═════ ENTRIES SUPPLIED

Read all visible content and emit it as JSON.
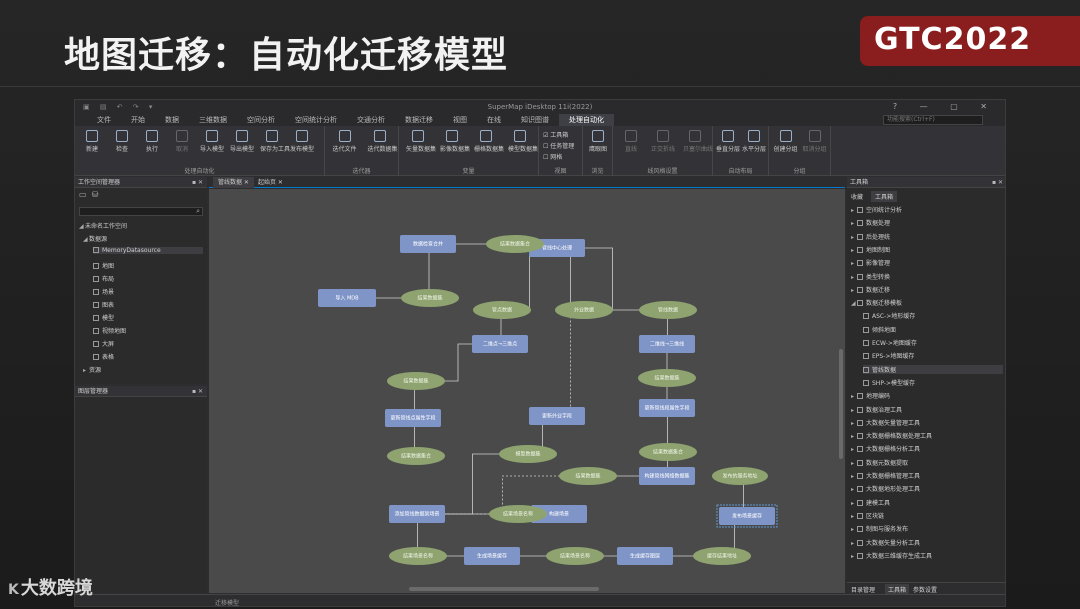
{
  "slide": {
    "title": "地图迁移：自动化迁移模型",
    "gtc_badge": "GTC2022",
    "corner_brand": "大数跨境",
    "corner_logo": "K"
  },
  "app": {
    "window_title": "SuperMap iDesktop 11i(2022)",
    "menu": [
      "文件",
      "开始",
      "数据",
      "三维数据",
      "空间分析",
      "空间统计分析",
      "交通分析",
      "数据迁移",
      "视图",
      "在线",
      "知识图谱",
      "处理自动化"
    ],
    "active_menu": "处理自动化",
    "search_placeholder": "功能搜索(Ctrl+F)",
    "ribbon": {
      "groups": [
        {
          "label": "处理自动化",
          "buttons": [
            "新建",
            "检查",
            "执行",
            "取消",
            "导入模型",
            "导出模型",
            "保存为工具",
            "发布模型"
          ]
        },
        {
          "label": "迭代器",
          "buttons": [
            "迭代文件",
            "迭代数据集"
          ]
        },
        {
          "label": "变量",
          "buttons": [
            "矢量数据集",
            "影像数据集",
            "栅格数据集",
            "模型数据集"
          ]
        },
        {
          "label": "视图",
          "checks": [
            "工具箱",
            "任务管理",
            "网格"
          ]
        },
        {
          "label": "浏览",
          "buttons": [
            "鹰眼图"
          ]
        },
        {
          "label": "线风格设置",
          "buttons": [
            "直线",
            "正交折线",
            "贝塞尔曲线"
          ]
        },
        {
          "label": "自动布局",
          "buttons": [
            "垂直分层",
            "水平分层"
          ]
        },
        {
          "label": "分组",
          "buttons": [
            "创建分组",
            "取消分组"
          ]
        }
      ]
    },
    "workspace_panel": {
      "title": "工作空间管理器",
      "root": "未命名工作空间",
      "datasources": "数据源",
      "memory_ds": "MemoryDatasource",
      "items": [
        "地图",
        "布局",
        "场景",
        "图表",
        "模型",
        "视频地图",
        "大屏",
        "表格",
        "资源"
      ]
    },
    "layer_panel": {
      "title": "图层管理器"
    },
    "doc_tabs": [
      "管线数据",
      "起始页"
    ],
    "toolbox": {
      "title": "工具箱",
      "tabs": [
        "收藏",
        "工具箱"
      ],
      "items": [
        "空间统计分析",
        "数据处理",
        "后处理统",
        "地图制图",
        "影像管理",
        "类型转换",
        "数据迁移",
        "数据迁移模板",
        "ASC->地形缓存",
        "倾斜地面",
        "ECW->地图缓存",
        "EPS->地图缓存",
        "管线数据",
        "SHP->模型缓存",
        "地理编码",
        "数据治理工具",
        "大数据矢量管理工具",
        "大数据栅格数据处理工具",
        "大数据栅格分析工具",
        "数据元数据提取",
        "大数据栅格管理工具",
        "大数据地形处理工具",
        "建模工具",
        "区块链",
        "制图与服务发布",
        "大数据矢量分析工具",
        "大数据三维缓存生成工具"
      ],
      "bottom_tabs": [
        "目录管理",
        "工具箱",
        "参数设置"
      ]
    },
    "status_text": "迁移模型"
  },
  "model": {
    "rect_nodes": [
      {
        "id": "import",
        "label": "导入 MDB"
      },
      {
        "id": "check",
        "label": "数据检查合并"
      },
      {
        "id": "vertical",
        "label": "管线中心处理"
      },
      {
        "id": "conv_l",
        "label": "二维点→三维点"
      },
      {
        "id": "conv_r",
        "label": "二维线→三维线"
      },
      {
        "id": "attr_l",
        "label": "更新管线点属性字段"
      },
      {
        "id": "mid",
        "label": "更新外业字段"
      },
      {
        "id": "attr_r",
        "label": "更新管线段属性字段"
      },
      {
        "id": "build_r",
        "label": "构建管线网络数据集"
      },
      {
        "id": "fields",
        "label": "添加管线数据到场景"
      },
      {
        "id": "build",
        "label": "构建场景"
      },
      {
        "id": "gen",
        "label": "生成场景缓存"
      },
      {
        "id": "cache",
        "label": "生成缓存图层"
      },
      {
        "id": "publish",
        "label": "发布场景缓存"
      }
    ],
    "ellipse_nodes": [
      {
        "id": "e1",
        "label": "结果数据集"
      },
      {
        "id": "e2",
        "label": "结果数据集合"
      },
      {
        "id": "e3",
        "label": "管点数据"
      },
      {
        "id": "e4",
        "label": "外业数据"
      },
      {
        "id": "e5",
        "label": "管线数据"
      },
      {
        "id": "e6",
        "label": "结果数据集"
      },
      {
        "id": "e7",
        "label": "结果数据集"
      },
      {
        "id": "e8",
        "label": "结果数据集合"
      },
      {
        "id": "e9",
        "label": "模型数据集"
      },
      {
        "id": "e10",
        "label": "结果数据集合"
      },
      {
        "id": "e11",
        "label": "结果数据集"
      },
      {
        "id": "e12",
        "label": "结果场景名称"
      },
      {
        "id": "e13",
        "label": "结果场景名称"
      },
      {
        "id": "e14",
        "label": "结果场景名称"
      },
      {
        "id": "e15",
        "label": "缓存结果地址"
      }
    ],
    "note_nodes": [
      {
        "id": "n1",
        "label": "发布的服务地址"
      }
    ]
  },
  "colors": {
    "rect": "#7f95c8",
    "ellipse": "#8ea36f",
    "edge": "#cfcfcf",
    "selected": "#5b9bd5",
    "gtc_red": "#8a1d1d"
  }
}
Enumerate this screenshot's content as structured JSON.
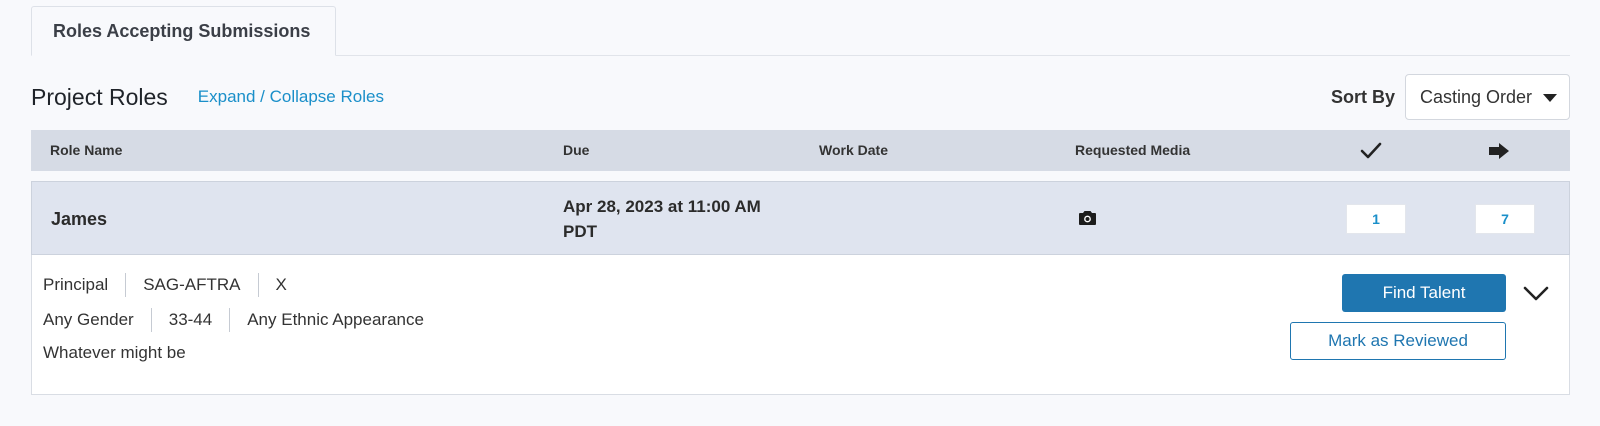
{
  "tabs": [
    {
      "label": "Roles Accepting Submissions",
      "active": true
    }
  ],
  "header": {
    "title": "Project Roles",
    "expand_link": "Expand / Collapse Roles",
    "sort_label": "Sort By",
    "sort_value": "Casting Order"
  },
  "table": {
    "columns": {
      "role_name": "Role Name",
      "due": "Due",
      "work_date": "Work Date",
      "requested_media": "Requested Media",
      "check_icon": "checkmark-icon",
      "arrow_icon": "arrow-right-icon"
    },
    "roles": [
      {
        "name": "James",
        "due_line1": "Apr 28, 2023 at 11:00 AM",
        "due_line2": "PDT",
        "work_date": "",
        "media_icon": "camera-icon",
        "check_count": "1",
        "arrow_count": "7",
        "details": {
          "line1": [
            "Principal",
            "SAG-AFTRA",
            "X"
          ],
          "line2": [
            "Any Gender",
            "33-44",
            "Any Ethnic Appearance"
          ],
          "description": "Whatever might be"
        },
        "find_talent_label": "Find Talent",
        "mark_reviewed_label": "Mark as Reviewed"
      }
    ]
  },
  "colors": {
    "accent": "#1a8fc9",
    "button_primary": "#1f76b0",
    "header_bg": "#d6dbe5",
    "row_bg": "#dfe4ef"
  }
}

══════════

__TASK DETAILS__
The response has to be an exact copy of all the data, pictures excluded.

__ANSWER TO THE EXERCISE__
Read all visible content and emit it as JSON.
{
  "slide": {
    "title": "地图迁移：自动化迁移模型",
    "gtc_badge": "GTC2022",
    "corner_brand": "大数跨境",
    "corner_logo": "K"
  },
  "app": {
    "window_title": "SuperMap iDesktop 11i(2022)",
    "menu": [
      "文件",
      "开始",
      "数据",
      "三维数据",
      "空间分析",
      "空间统计分析",
      "交通分析",
      "数据迁移",
      "视图",
      "在线",
      "知识图谱",
      "处理自动化"
    ],
    "active_menu": "处理自动化",
    "search_placeholder": "功能搜索(Ctrl+F)",
    "ribbon": {
      "groups": [
        {
          "label": "处理自动化",
          "buttons": [
            "新建",
            "检查",
            "执行",
            "取消",
            "导入模型",
            "导出模型",
            "保存为工具",
            "发布模型"
          ]
        },
        {
          "label": "迭代器",
          "buttons": [
            "迭代文件",
            "迭代数据集"
          ]
        },
        {
          "label": "变量",
          "buttons": [
            "矢量数据集",
            "影像数据集",
            "栅格数据集",
            "模型数据集"
          ]
        },
        {
          "label": "视图",
          "checks": [
            "工具箱",
            "任务管理",
            "网格"
          ]
        },
        {
          "label": "浏览",
          "buttons": [
            "鹰眼图"
          ]
        },
        {
          "label": "线风格设置",
          "buttons": [
            "直线",
            "正交折线",
            "贝塞尔曲线"
          ]
        },
        {
          "label": "自动布局",
          "buttons": [
            "垂直分层",
            "水平分层"
          ]
        },
        {
          "label": "分组",
          "buttons": [
            "创建分组",
            "取消分组"
          ]
        }
      ]
    },
    "workspace_panel": {
      "title": "工作空间管理器",
      "root": "未命名工作空间",
      "datasources": "数据源",
      "memory_ds": "MemoryDatasource",
      "items": [
        "地图",
        "布局",
        "场景",
        "图表",
        "模型",
        "视频地图",
        "大屏",
        "表格",
        "资源"
      ]
    },
    "layer_panel": {
      "title": "图层管理器"
    },
    "doc_tabs": [
      "管线数据",
      "起始页"
    ],
    "toolbox": {
      "title": "工具箱",
      "tabs": [
        "收藏",
        "工具箱"
      ],
      "items": [
        "空间统计分析",
        "数据处理",
        "后处理统",
        "地图制图",
        "影像管理",
        "类型转换",
        "数据迁移",
        "数据迁移模板",
        "ASC->地形缓存",
        "倾斜地面",
        "ECW->地图缓存",
        "EPS->地图缓存",
        "管线数据",
        "SHP->模型缓存",
        "地理编码",
        "数据治理工具",
        "大数据矢量管理工具",
        "大数据栅格数据处理工具",
        "大数据栅格分析工具",
        "数据元数据提取",
        "大数据栅格管理工具",
        "大数据地形处理工具",
        "建模工具",
        "区块链",
        "制图与服务发布",
        "大数据矢量分析工具",
        "大数据三维缓存生成工具"
      ],
      "bottom_tabs": [
        "目录管理",
        "工具箱",
        "参数设置"
      ]
    },
    "status_text": "迁移模型"
  },
  "model": {
    "rect_nodes": [
      {
        "id": "import",
        "label": "导入 MDB"
      },
      {
        "id": "check",
        "label": "数据检查合并"
      },
      {
        "id": "vertical",
        "label": "管线中心处理"
      },
      {
        "id": "conv_l",
        "label": "二维点→三维点"
      },
      {
        "id": "conv_r",
        "label": "二维线→三维线"
      },
      {
        "id": "attr_l",
        "label": "更新管线点属性字段"
      },
      {
        "id": "mid",
        "label": "更新外业字段"
      },
      {
        "id": "attr_r",
        "label": "更新管线段属性字段"
      },
      {
        "id": "build_r",
        "label": "构建管线网络数据集"
      },
      {
        "id": "fields",
        "label": "添加管线数据到场景"
      },
      {
        "id": "build",
        "label": "构建场景"
      },
      {
        "id": "gen",
        "label": "生成场景缓存"
      },
      {
        "id": "cache",
        "label": "生成缓存图层"
      },
      {
        "id": "publish",
        "label": "发布场景缓存"
      }
    ],
    "ellipse_nodes": [
      {
        "id": "e1",
        "label": "结果数据集"
      },
      {
        "id": "e2",
        "label": "结果数据集合"
      },
      {
        "id": "e3",
        "label": "管点数据"
      },
      {
        "id": "e4",
        "label": "外业数据"
      },
      {
        "id": "e5",
        "label": "管线数据"
      },
      {
        "id": "e6",
        "label": "结果数据集"
      },
      {
        "id": "e7",
        "label": "结果数据集"
      },
      {
        "id": "e8",
        "label": "结果数据集合"
      },
      {
        "id": "e9",
        "label": "模型数据集"
      },
      {
        "id": "e10",
        "label": "结果数据集合"
      },
      {
        "id": "e11",
        "label": "结果数据集"
      },
      {
        "id": "e12",
        "label": "结果场景名称"
      },
      {
        "id": "e13",
        "label": "结果场景名称"
      },
      {
        "id": "e14",
        "label": "结果场景名称"
      },
      {
        "id": "e15",
        "label": "缓存结果地址"
      }
    ],
    "note_nodes": [
      {
        "id": "n1",
        "label": "发布的服务地址"
      }
    ]
  },
  "colors": {
    "rect": "#7f95c8",
    "ellipse": "#8ea36f",
    "edge": "#cfcfcf",
    "selected": "#5b9bd5",
    "gtc_red": "#8a1d1d"
  }
}
Enumerate this screenshot's content as structured JSON.
{
  "tabs": [
    {
      "label": "Roles Accepting Submissions",
      "active": true
    }
  ],
  "header": {
    "title": "Project Roles",
    "expand_link": "Expand / Collapse Roles",
    "sort_label": "Sort By",
    "sort_value": "Casting Order"
  },
  "table": {
    "columns": {
      "role_name": "Role Name",
      "due": "Due",
      "work_date": "Work Date",
      "requested_media": "Requested Media",
      "check_icon": "checkmark-icon",
      "arrow_icon": "arrow-right-icon"
    },
    "roles": [
      {
        "name": "James",
        "due_line1": "Apr 28, 2023 at 11:00 AM",
        "due_line2": "PDT",
        "work_date": "",
        "media_icon": "camera-icon",
        "check_count": "1",
        "arrow_count": "7",
        "details": {
          "line1": [
            "Principal",
            "SAG-AFTRA",
            "X"
          ],
          "line2": [
            "Any Gender",
            "33-44",
            "Any Ethnic Appearance"
          ],
          "description": "Whatever might be"
        },
        "find_talent_label": "Find Talent",
        "mark_reviewed_label": "Mark as Reviewed"
      }
    ]
  },
  "colors": {
    "accent": "#1a8fc9",
    "button_primary": "#1f76b0",
    "header_bg": "#d6dbe5",
    "row_bg": "#dfe4ef"
  }
}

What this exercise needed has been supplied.